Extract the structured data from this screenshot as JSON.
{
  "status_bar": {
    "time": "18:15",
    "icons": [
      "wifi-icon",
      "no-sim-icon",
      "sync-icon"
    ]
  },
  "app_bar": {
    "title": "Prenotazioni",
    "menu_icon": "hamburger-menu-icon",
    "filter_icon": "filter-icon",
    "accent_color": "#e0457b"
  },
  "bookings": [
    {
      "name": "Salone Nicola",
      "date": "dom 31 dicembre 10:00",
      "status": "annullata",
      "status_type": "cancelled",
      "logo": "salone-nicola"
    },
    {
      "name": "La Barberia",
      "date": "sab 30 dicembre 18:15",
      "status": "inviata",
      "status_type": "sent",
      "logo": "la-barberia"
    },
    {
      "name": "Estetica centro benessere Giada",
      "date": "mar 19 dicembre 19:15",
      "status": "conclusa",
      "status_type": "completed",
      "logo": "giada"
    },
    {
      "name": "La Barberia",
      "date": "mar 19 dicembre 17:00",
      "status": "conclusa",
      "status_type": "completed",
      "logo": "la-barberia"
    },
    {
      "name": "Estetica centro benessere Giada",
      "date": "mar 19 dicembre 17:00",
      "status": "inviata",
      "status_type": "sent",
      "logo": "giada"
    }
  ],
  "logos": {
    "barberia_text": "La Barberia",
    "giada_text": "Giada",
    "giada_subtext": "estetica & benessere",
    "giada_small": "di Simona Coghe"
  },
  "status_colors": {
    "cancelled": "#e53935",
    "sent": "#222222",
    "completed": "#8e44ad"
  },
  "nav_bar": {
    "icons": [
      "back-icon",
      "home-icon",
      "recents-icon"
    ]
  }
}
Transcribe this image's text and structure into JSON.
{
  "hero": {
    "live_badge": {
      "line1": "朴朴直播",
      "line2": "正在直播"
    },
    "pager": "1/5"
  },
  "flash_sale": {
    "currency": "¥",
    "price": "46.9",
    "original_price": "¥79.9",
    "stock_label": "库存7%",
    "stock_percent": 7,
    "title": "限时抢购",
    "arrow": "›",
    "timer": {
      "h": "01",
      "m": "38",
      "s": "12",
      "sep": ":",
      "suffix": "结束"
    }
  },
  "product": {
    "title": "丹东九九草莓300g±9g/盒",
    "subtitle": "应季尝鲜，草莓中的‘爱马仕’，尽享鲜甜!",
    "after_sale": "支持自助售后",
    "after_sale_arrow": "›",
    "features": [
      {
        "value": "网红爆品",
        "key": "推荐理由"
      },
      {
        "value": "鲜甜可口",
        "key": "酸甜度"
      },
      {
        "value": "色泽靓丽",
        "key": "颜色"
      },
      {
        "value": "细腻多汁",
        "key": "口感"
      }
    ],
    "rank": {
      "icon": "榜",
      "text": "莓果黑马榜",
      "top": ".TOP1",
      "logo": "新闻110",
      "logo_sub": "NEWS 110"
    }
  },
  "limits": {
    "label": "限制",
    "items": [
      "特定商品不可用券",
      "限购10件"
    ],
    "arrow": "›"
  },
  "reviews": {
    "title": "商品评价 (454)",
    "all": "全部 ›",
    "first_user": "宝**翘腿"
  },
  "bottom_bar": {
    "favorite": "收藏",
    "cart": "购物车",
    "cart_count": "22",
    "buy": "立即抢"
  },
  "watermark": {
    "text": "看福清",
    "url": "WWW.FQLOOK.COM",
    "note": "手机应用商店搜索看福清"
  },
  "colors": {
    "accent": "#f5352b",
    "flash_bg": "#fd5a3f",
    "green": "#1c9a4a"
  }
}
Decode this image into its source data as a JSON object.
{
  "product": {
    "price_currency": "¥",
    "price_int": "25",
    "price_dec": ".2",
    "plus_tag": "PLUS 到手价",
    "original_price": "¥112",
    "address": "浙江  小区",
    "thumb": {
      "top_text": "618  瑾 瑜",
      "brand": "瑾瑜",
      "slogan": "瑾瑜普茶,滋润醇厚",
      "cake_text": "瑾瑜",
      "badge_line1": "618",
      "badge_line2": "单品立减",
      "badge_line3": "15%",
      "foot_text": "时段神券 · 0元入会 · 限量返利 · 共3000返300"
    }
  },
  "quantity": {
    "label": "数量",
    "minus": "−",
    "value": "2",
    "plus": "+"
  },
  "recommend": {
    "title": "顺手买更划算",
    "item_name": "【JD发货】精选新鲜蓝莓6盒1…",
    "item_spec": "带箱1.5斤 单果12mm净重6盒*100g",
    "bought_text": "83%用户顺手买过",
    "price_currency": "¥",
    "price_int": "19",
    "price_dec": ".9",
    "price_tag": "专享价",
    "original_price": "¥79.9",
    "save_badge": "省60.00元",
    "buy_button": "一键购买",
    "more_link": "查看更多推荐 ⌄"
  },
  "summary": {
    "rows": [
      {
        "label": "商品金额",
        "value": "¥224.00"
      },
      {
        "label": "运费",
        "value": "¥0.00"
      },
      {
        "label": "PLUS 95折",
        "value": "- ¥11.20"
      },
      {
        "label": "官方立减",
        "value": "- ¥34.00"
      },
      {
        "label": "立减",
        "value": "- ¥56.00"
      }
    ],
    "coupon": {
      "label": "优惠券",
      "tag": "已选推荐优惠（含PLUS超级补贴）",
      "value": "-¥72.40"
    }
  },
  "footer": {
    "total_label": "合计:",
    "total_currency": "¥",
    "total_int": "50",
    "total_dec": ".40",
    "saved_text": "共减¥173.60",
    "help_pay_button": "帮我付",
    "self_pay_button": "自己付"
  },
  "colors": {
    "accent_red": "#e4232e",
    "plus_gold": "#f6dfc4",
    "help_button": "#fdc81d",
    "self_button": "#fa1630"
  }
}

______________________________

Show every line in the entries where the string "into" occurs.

■ Answer box:
Transcribe this image's text and structure into JSON.
Decode this image into its source data as a JSON object.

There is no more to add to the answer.